● TASK GOAL: Copy all the records word for word, apart from any pictures.

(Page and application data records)
--- START ---

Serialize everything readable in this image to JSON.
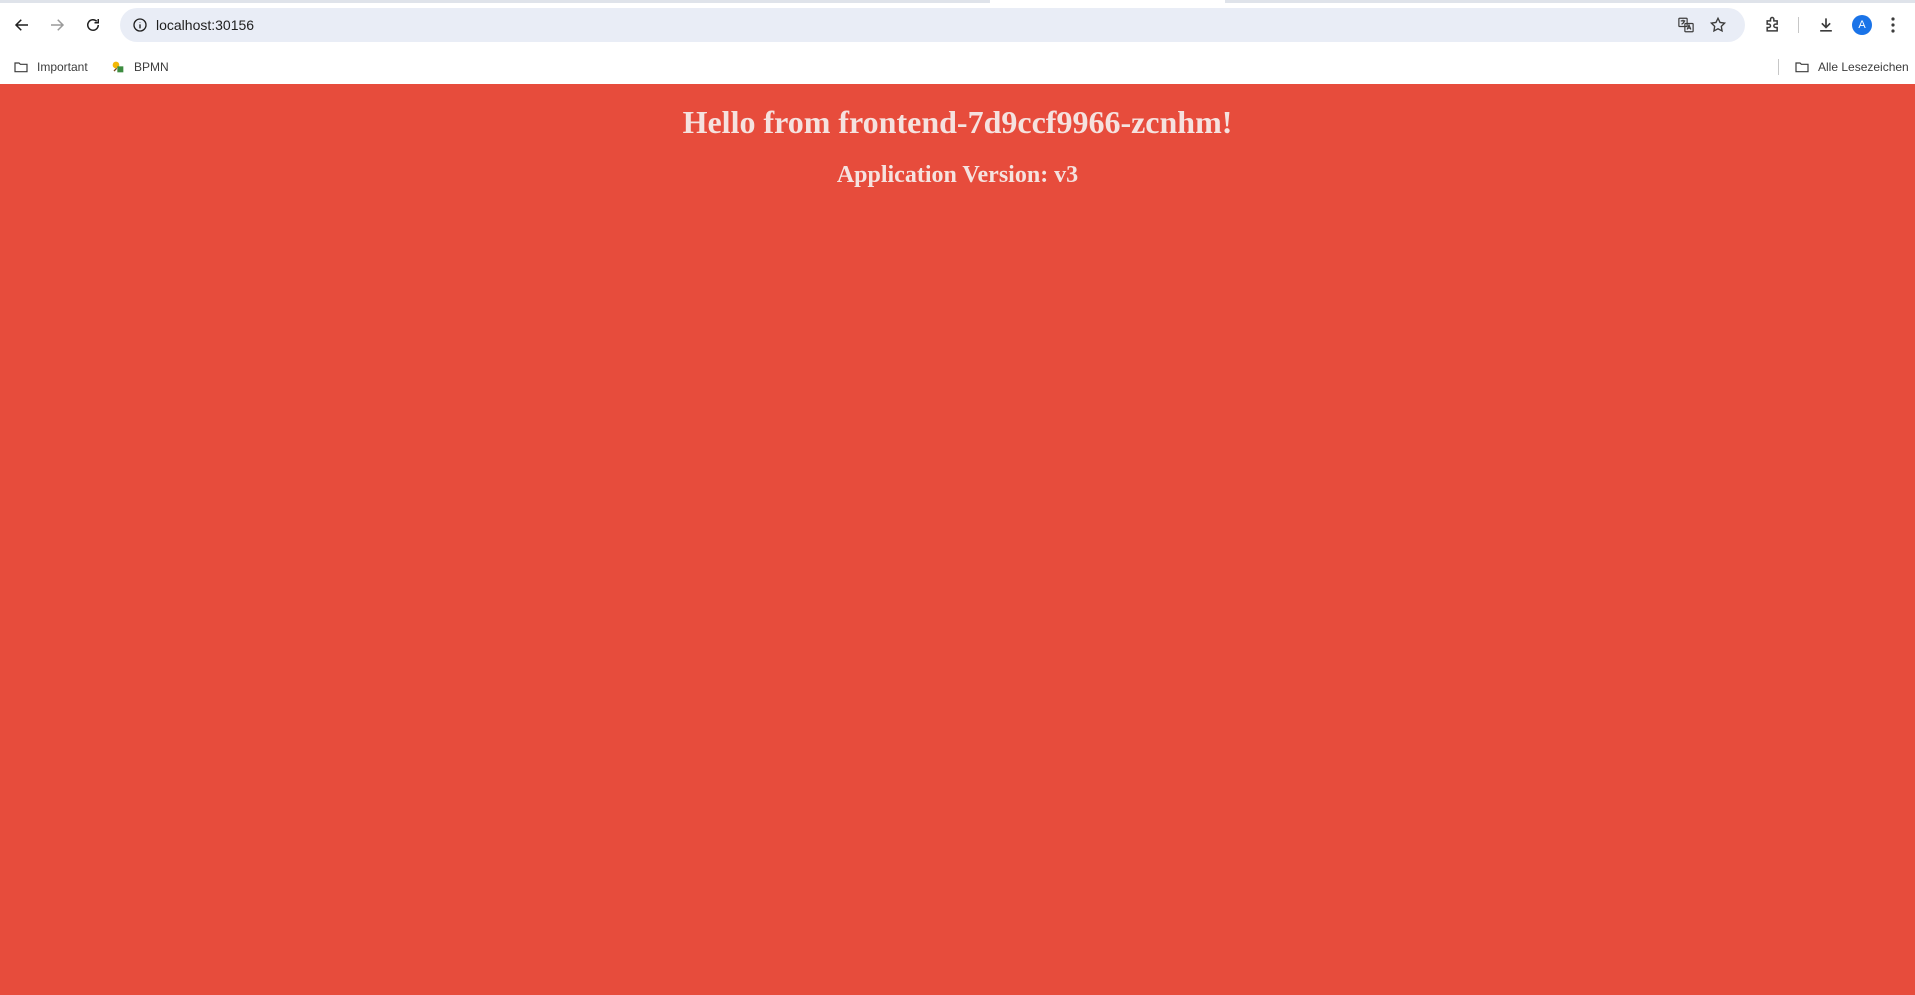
{
  "browser": {
    "url": "localhost:30156",
    "profile_initial": "A",
    "icons": {
      "back": "arrow-left-icon",
      "forward": "arrow-right-icon",
      "reload": "reload-icon",
      "site_info": "info-icon",
      "translate": "translate-icon",
      "bookmark": "star-icon",
      "extensions": "puzzle-icon",
      "downloads": "download-icon",
      "menu": "kebab-menu-icon"
    }
  },
  "bookmarks_bar": {
    "items": [
      {
        "label": "Important",
        "icon": "folder-icon"
      },
      {
        "label": "BPMN",
        "icon": "bpmn-favicon"
      }
    ],
    "all_bookmarks": {
      "label": "Alle Lesezeichen",
      "icon": "folder-icon"
    }
  },
  "page": {
    "background_color": "#e74c3c",
    "heading": "Hello from frontend-7d9ccf9966-zcnhm!",
    "version_text": "Application Version: v3"
  }
}
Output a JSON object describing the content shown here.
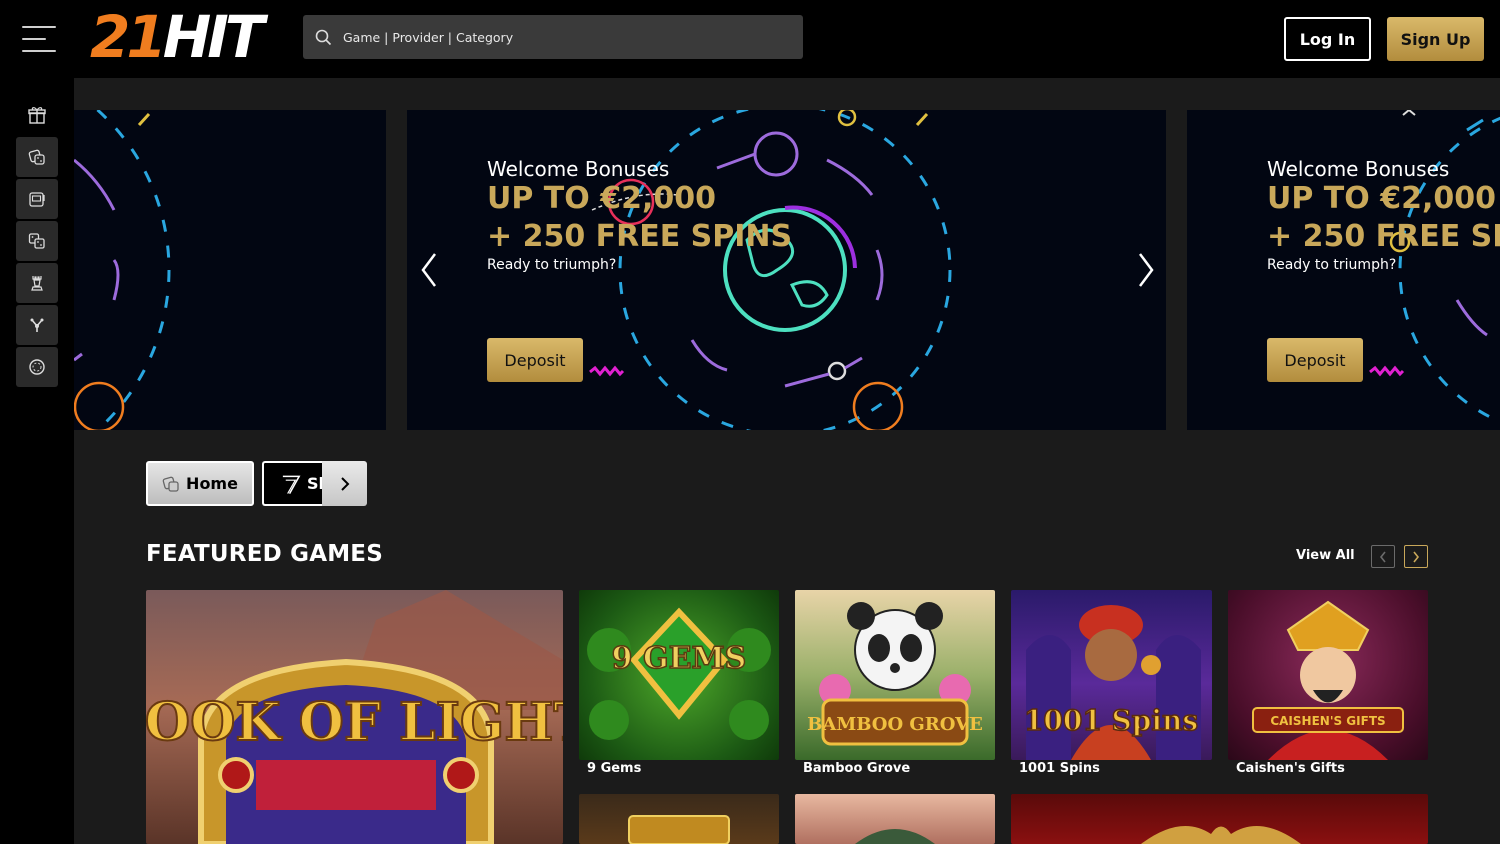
{
  "header": {
    "logo_num": "21",
    "logo_text": "HIT",
    "search_placeholder": "Game | Provider | Category",
    "login_label": "Log In",
    "signup_label": "Sign Up"
  },
  "sidebar": {
    "icons": [
      "gift-icon",
      "dice-icon",
      "slot-machine-icon",
      "dice-pair-icon",
      "chess-piece-icon",
      "cards-icon",
      "chip-icon"
    ]
  },
  "carousel": {
    "slides": [
      {
        "title": "Welcome Bonuses",
        "line1": "UP TO €2,000",
        "line2": "+ 250 FREE SPINS",
        "subtitle": "Ready to triumph?",
        "button": "Deposit"
      },
      {
        "title": "Welcome Bonuses",
        "line1": "UP TO €2,000",
        "line2": "+ 250 FREE SP",
        "subtitle": "Ready to triumph?",
        "button": "Deposit"
      }
    ]
  },
  "categories": {
    "home_label": "Home",
    "slots_label": "Sl"
  },
  "featured": {
    "title": "FEATURED GAMES",
    "view_all": "View All",
    "games": [
      {
        "name": "Book of Light",
        "art": "BOOK OF LIGHT"
      },
      {
        "name": "9 Gems",
        "art": "9 GEMS"
      },
      {
        "name": "Bamboo Grove",
        "art": "BAMBOO GROVE"
      },
      {
        "name": "1001 Spins",
        "art": "1001 Spins"
      },
      {
        "name": "Caishen's Gifts",
        "art": "CAISHEN'S GIFTS"
      }
    ]
  },
  "colors": {
    "gold": "#c9a85a",
    "orange": "#f07d1f",
    "background": "#1b1b1b"
  }
}
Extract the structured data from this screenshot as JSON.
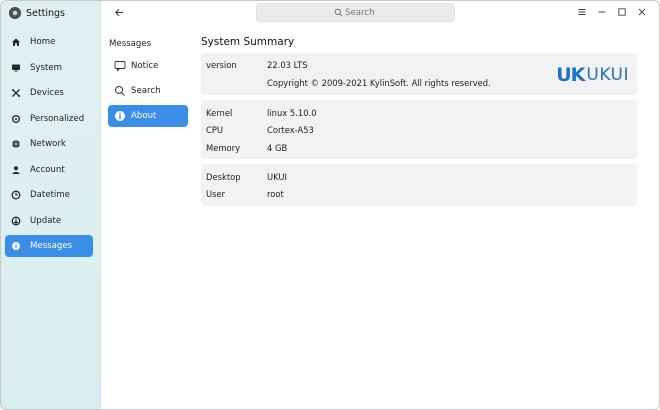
{
  "app": {
    "title": "Settings"
  },
  "sidebar": {
    "items": [
      {
        "label": "Home",
        "icon": "home-icon",
        "active": false
      },
      {
        "label": "System",
        "icon": "monitor-icon",
        "active": false
      },
      {
        "label": "Devices",
        "icon": "devices-icon",
        "active": false
      },
      {
        "label": "Personalized",
        "icon": "palette-icon",
        "active": false
      },
      {
        "label": "Network",
        "icon": "globe-icon",
        "active": false
      },
      {
        "label": "Account",
        "icon": "user-icon",
        "active": false
      },
      {
        "label": "Datetime",
        "icon": "clock-icon",
        "active": false
      },
      {
        "label": "Update",
        "icon": "update-icon",
        "active": false
      },
      {
        "label": "Messages",
        "icon": "info-icon",
        "active": true
      }
    ]
  },
  "search": {
    "placeholder": "Search",
    "value": ""
  },
  "section": {
    "title": "Messages",
    "items": [
      {
        "label": "Notice",
        "icon": "notice-icon",
        "active": false
      },
      {
        "label": "Search",
        "icon": "search-icon",
        "active": false
      },
      {
        "label": "About",
        "icon": "info-icon",
        "active": true
      }
    ]
  },
  "main": {
    "title": "System Summary",
    "version": {
      "label": "version",
      "value": "22.03 LTS",
      "copyright": "Copyright © 2009-2021 KylinSoft. All rights reserved."
    },
    "logo": {
      "bold": "UK",
      "light": "UKUI"
    },
    "hardware": [
      {
        "label": "Kernel",
        "value": "linux 5.10.0"
      },
      {
        "label": "CPU",
        "value": "Cortex-A53"
      },
      {
        "label": "Memory",
        "value": "4 GB"
      }
    ],
    "env": [
      {
        "label": "Desktop",
        "value": "UKUI"
      },
      {
        "label": "User",
        "value": "root"
      }
    ]
  },
  "colors": {
    "accent": "#3b8ee8",
    "sidebar_bg": "#dff0f2",
    "card_bg": "#f2f2f2",
    "logo_blue": "#1b74c7"
  }
}
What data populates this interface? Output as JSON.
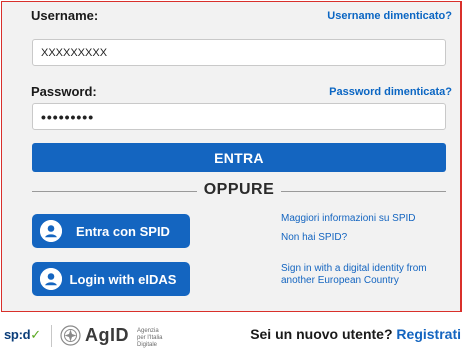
{
  "login": {
    "username_label": "Username:",
    "username_forgot_link": "Username dimenticato?",
    "username_value": "XXXXXXXXX",
    "password_label": "Password:",
    "password_forgot_link": "Password dimenticata?",
    "password_value": "•••••••••",
    "submit_label": "ENTRA"
  },
  "divider": {
    "text": "OPPURE"
  },
  "alt_login": {
    "spid_button": "Entra con SPID",
    "spid_more_info": "Maggiori informazioni su SPID",
    "spid_no_account": "Non hai SPID?",
    "eidas_button": "Login with eIDAS",
    "eidas_info": "Sign in with a digital identity from another European Country"
  },
  "footer": {
    "spid_logo_text": "sp:d",
    "spid_logo_check": "✓",
    "agid_text": "AgID",
    "agid_subtitle": "Agenzia per l'Italia Digitale",
    "new_user_prompt": "Sei un nuovo utente?",
    "register_link": "Registrati"
  },
  "colors": {
    "primary": "#1465c0",
    "frame_border": "#d9302b",
    "panel_bg": "#f2f2f2"
  },
  "icons": {
    "spid_button_icon": "user-icon",
    "eidas_button_icon": "user-icon",
    "agid_logo": "agid-emblem-icon"
  }
}
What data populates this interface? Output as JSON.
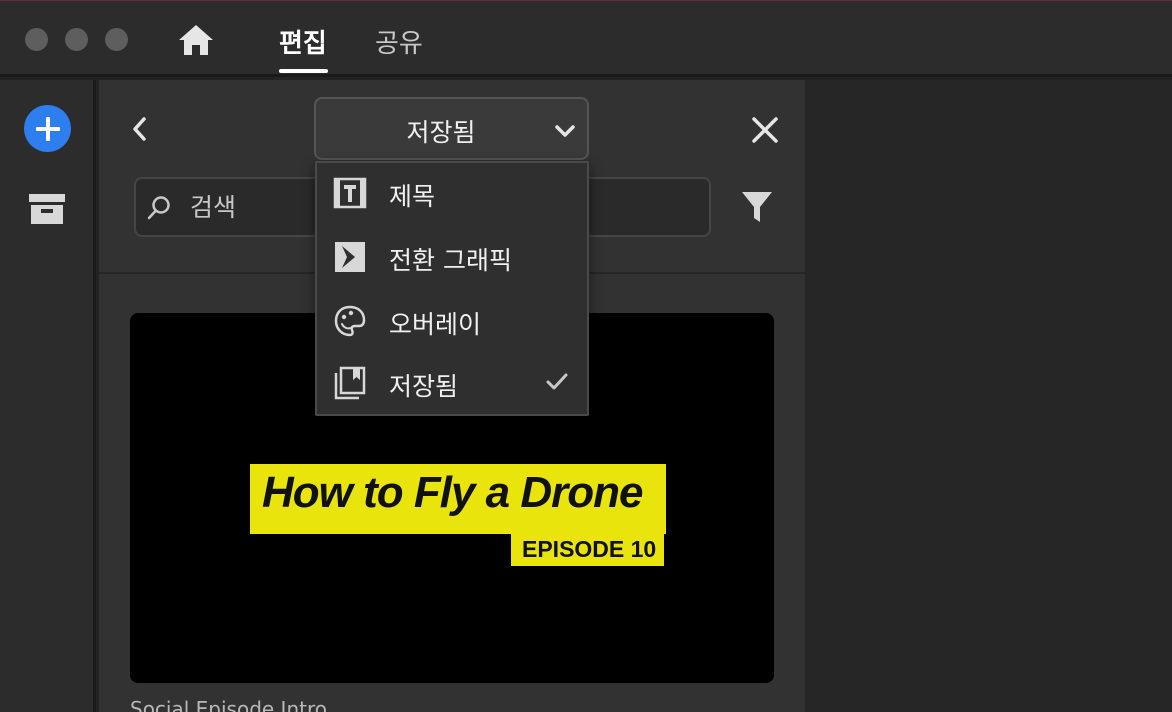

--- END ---

● ANSWER BOX:
Serialize everything readable in this image to JSON.
{
  "browser": {
    "url": "localhost:30156",
    "profile_initial": "A",
    "icons": {
      "back": "arrow-left-icon",
      "forward": "arrow-right-icon",
      "reload": "reload-icon",
      "site_info": "info-icon",
      "translate": "translate-icon",
      "bookmark": "star-icon",
      "extensions": "puzzle-icon",
      "downloads": "download-icon",
      "menu": "kebab-menu-icon"
    }
  },
  "bookmarks_bar": {
    "items": [
      {
        "label": "Important",
        "icon": "folder-icon"
      },
      {
        "label": "BPMN",
        "icon": "bpmn-favicon"
      }
    ],
    "all_bookmarks": {
      "label": "Alle Lesezeichen",
      "icon": "folder-icon"
    }
  },
  "page": {
    "background_color": "#e74c3c",
    "heading": "Hello from frontend-7d9ccf9966-zcnhm!",
    "version_text": "Application Version: v3"
  }
}
Output a JSON object describing the content shown here.
{
  "header": {
    "logo_num": "21",
    "logo_text": "HIT",
    "search_placeholder": "Game | Provider | Category",
    "login_label": "Log In",
    "signup_label": "Sign Up"
  },
  "sidebar": {
    "icons": [
      "gift-icon",
      "dice-icon",
      "slot-machine-icon",
      "dice-pair-icon",
      "chess-piece-icon",
      "cards-icon",
      "chip-icon"
    ]
  },
  "carousel": {
    "slides": [
      {
        "title": "Welcome Bonuses",
        "line1": "UP TO €2,000",
        "line2": "+ 250 FREE SPINS",
        "subtitle": "Ready to triumph?",
        "button": "Deposit"
      },
      {
        "title": "Welcome Bonuses",
        "line1": "UP TO €2,000",
        "line2": "+ 250 FREE SP",
        "subtitle": "Ready to triumph?",
        "button": "Deposit"
      }
    ]
  },
  "categories": {
    "home_label": "Home",
    "slots_label": "Sl"
  },
  "featured": {
    "title": "FEATURED GAMES",
    "view_all": "View All",
    "games": [
      {
        "name": "Book of Light",
        "art": "BOOK OF LIGHT"
      },
      {
        "name": "9 Gems",
        "art": "9 GEMS"
      },
      {
        "name": "Bamboo Grove",
        "art": "BAMBOO GROVE"
      },
      {
        "name": "1001 Spins",
        "art": "1001 Spins"
      },
      {
        "name": "Caishen's Gifts",
        "art": "CAISHEN'S GIFTS"
      }
    ]
  },
  "colors": {
    "gold": "#c9a85a",
    "orange": "#f07d1f",
    "background": "#1b1b1b"
  }
}
Extract the structured data from this screenshot as JSON.
{
  "app": {
    "title": "Settings"
  },
  "sidebar": {
    "items": [
      {
        "label": "Home",
        "icon": "home-icon",
        "active": false
      },
      {
        "label": "System",
        "icon": "monitor-icon",
        "active": false
      },
      {
        "label": "Devices",
        "icon": "devices-icon",
        "active": false
      },
      {
        "label": "Personalized",
        "icon": "palette-icon",
        "active": false
      },
      {
        "label": "Network",
        "icon": "globe-icon",
        "active": false
      },
      {
        "label": "Account",
        "icon": "user-icon",
        "active": false
      },
      {
        "label": "Datetime",
        "icon": "clock-icon",
        "active": false
      },
      {
        "label": "Update",
        "icon": "update-icon",
        "active": false
      },
      {
        "label": "Messages",
        "icon": "info-icon",
        "active": true
      }
    ]
  },
  "search": {
    "placeholder": "Search",
    "value": ""
  },
  "section": {
    "title": "Messages",
    "items": [
      {
        "label": "Notice",
        "icon": "notice-icon",
        "active": false
      },
      {
        "label": "Search",
        "icon": "search-icon",
        "active": false
      },
      {
        "label": "About",
        "icon": "info-icon",
        "active": true
      }
    ]
  },
  "main": {
    "title": "System Summary",
    "version": {
      "label": "version",
      "value": "22.03 LTS",
      "copyright": "Copyright © 2009-2021 KylinSoft. All rights reserved."
    },
    "logo": {
      "bold": "UK",
      "light": "UKUI"
    },
    "hardware": [
      {
        "label": "Kernel",
        "value": "linux 5.10.0"
      },
      {
        "label": "CPU",
        "value": "Cortex-A53"
      },
      {
        "label": "Memory",
        "value": "4 GB"
      }
    ],
    "env": [
      {
        "label": "Desktop",
        "value": "UKUI"
      },
      {
        "label": "User",
        "value": "root"
      }
    ]
  },
  "colors": {
    "accent": "#3b8ee8",
    "sidebar_bg": "#dff0f2",
    "card_bg": "#f2f2f2",
    "logo_blue": "#1b74c7"
  }
}
What data populates this interface? Output as JSON.
{
  "login": {
    "username_label": "Username:",
    "username_forgot_link": "Username dimenticato?",
    "username_value": "XXXXXXXXX",
    "password_label": "Password:",
    "password_forgot_link": "Password dimenticata?",
    "password_value": "•••••••••",
    "submit_label": "ENTRA"
  },
  "divider": {
    "text": "OPPURE"
  },
  "alt_login": {
    "spid_button": "Entra con SPID",
    "spid_more_info": "Maggiori informazioni su SPID",
    "spid_no_account": "Non hai SPID?",
    "eidas_button": "Login with eIDAS",
    "eidas_info": "Sign in with a digital identity from another European Country"
  },
  "footer": {
    "spid_logo_text": "sp:d",
    "spid_logo_check": "✓",
    "agid_text": "AgID",
    "agid_subtitle": "Agenzia per l'Italia Digitale",
    "new_user_prompt": "Sei un nuovo utente?",
    "register_link": "Registrati"
  },
  "colors": {
    "primary": "#1465c0",
    "frame_border": "#d9302b",
    "panel_bg": "#f2f2f2"
  },
  "icons": {
    "spid_button_icon": "user-icon",
    "eidas_button_icon": "user-icon",
    "agid_logo": "agid-emblem-icon"
  }
}
What data populates this interface? Output as JSON.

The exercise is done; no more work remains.